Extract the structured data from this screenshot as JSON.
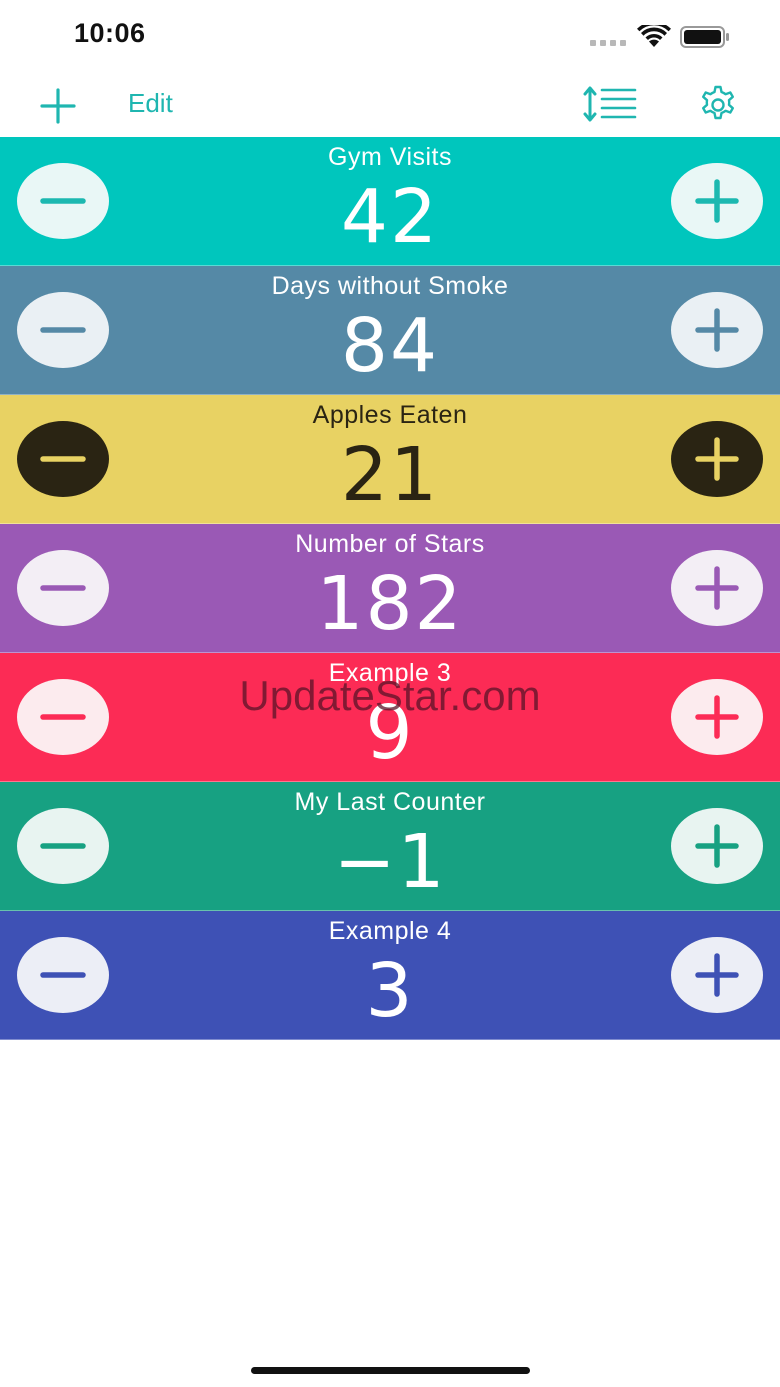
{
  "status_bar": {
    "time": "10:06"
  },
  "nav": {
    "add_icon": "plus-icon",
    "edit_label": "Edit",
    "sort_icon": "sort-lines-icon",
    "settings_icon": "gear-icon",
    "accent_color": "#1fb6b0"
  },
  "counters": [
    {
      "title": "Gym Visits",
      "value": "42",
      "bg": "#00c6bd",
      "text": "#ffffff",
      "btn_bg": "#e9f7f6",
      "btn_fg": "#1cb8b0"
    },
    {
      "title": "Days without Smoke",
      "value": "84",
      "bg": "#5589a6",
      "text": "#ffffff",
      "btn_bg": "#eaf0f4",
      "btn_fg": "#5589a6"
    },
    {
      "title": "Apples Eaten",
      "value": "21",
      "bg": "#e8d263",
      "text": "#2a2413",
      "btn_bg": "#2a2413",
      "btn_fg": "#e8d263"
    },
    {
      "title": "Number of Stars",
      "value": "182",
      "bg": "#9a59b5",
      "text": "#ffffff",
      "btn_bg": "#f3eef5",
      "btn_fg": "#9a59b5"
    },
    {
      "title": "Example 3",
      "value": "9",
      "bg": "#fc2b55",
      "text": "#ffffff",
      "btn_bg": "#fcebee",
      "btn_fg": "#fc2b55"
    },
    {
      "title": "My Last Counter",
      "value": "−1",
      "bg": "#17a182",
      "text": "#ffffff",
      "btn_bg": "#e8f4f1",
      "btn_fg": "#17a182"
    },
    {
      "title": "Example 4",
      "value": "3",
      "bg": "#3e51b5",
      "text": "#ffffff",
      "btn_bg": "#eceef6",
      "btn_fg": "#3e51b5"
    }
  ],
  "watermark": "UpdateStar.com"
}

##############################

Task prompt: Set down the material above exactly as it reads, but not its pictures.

Task solution:
Extract the structured data from this screenshot as JSON.
{
  "status_bar": {
    "time": "10:06"
  },
  "nav": {
    "add_icon": "plus-icon",
    "edit_label": "Edit",
    "sort_icon": "sort-lines-icon",
    "settings_icon": "gear-icon",
    "accent_color": "#1fb6b0"
  },
  "counters": [
    {
      "title": "Gym Visits",
      "value": "42",
      "bg": "#00c6bd",
      "text": "#ffffff",
      "btn_bg": "#e9f7f6",
      "btn_fg": "#1cb8b0"
    },
    {
      "title": "Days without Smoke",
      "value": "84",
      "bg": "#5589a6",
      "text": "#ffffff",
      "btn_bg": "#eaf0f4",
      "btn_fg": "#5589a6"
    },
    {
      "title": "Apples Eaten",
      "value": "21",
      "bg": "#e8d263",
      "text": "#2a2413",
      "btn_bg": "#2a2413",
      "btn_fg": "#e8d263"
    },
    {
      "title": "Number of Stars",
      "value": "182",
      "bg": "#9a59b5",
      "text": "#ffffff",
      "btn_bg": "#f3eef5",
      "btn_fg": "#9a59b5"
    },
    {
      "title": "Example 3",
      "value": "9",
      "bg": "#fc2b55",
      "text": "#ffffff",
      "btn_bg": "#fcebee",
      "btn_fg": "#fc2b55"
    },
    {
      "title": "My Last Counter",
      "value": "−1",
      "bg": "#17a182",
      "text": "#ffffff",
      "btn_bg": "#e8f4f1",
      "btn_fg": "#17a182"
    },
    {
      "title": "Example 4",
      "value": "3",
      "bg": "#3e51b5",
      "text": "#ffffff",
      "btn_bg": "#eceef6",
      "btn_fg": "#3e51b5"
    }
  ],
  "watermark": "UpdateStar.com"
}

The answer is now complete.